## Required action
Give the entries again exactly, every one of them.

BEGIN Materials provided

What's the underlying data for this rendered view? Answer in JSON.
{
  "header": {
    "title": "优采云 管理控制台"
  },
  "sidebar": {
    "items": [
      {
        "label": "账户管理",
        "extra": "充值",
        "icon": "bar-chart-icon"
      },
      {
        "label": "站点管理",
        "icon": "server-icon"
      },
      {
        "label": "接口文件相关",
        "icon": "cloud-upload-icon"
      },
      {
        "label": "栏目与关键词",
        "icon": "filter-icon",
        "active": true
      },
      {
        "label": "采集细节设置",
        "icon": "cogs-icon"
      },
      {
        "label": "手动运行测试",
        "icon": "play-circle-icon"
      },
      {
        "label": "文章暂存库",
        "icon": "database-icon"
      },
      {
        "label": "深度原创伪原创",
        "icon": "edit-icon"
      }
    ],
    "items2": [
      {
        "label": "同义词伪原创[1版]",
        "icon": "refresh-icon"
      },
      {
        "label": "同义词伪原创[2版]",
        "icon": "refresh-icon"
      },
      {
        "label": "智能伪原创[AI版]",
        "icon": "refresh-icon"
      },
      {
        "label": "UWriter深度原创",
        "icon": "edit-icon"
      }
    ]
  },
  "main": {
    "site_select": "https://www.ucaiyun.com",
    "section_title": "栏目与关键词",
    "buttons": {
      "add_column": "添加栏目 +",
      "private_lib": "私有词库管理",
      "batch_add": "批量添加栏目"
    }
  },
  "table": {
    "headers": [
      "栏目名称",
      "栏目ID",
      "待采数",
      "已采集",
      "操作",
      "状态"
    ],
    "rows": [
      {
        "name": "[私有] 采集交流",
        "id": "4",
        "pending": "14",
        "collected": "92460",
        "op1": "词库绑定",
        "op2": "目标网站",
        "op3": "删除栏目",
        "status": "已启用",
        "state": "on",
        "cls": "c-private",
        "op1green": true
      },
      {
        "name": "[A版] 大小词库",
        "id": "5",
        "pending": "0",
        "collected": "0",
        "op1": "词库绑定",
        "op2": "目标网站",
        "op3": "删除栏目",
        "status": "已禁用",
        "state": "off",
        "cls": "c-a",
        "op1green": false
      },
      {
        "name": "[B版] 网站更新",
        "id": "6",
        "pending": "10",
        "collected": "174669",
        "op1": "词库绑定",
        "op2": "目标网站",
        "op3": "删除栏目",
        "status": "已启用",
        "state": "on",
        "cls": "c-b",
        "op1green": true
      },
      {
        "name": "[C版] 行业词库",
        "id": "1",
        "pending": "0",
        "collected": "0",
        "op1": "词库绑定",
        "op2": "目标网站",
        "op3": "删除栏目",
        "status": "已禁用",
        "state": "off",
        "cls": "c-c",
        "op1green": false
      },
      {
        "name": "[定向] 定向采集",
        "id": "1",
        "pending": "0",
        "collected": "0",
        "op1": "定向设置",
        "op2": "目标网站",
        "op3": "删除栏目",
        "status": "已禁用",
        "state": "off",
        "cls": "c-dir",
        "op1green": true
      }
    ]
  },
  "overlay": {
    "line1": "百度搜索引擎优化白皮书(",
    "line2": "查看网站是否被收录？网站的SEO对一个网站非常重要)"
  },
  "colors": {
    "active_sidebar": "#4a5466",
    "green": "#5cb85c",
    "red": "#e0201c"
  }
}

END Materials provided

## Answer space
What's the underlying data for this rendered view? Answer in JSON.
{
  "header": {
    "title": "优采云 管理控制台"
  },
  "sidebar": {
    "items": [
      {
        "label": "账户管理",
        "extra": "充值",
        "icon": "bar-chart-icon"
      },
      {
        "label": "站点管理",
        "icon": "server-icon"
      },
      {
        "label": "接口文件相关",
        "icon": "cloud-upload-icon"
      },
      {
        "label": "栏目与关键词",
        "icon": "filter-icon",
        "active": true
      },
      {
        "label": "采集细节设置",
        "icon": "cogs-icon"
      },
      {
        "label": "手动运行测试",
        "icon": "play-circle-icon"
      },
      {
        "label": "文章暂存库",
        "icon": "database-icon"
      },
      {
        "label": "深度原创伪原创",
        "icon": "edit-icon"
      }
    ],
    "items2": [
      {
        "label": "同义词伪原创[1版]",
        "icon": "refresh-icon"
      },
      {
        "label": "同义词伪原创[2版]",
        "icon": "refresh-icon"
      },
      {
        "label": "智能伪原创[AI版]",
        "icon": "refresh-icon"
      },
      {
        "label": "UWriter深度原创",
        "icon": "edit-icon"
      }
    ]
  },
  "main": {
    "site_select": "https://www.ucaiyun.com",
    "section_title": "栏目与关键词",
    "buttons": {
      "add_column": "添加栏目 +",
      "private_lib": "私有词库管理",
      "batch_add": "批量添加栏目"
    }
  },
  "table": {
    "headers": [
      "栏目名称",
      "栏目ID",
      "待采数",
      "已采集",
      "操作",
      "状态"
    ],
    "rows": [
      {
        "name": "[私有] 采集交流",
        "id": "4",
        "pending": "14",
        "collected": "92460",
        "op1": "词库绑定",
        "op2": "目标网站",
        "op3": "删除栏目",
        "status": "已启用",
        "state": "on",
        "cls": "c-private",
        "op1green": true
      },
      {
        "name": "[A版] 大小词库",
        "id": "5",
        "pending": "0",
        "collected": "0",
        "op1": "词库绑定",
        "op2": "目标网站",
        "op3": "删除栏目",
        "status": "已禁用",
        "state": "off",
        "cls": "c-a",
        "op1green": false
      },
      {
        "name": "[B版] 网站更新",
        "id": "6",
        "pending": "10",
        "collected": "174669",
        "op1": "词库绑定",
        "op2": "目标网站",
        "op3": "删除栏目",
        "status": "已启用",
        "state": "on",
        "cls": "c-b",
        "op1green": true
      },
      {
        "name": "[C版] 行业词库",
        "id": "1",
        "pending": "0",
        "collected": "0",
        "op1": "词库绑定",
        "op2": "目标网站",
        "op3": "删除栏目",
        "status": "已禁用",
        "state": "off",
        "cls": "c-c",
        "op1green": false
      },
      {
        "name": "[定向] 定向采集",
        "id": "1",
        "pending": "0",
        "collected": "0",
        "op1": "定向设置",
        "op2": "目标网站",
        "op3": "删除栏目",
        "status": "已禁用",
        "state": "off",
        "cls": "c-dir",
        "op1green": true
      }
    ]
  },
  "overlay": {
    "line1": "百度搜索引擎优化白皮书(",
    "line2": "查看网站是否被收录？网站的SEO对一个网站非常重要)"
  },
  "colors": {
    "active_sidebar": "#4a5466",
    "green": "#5cb85c",
    "red": "#e0201c"
  }
}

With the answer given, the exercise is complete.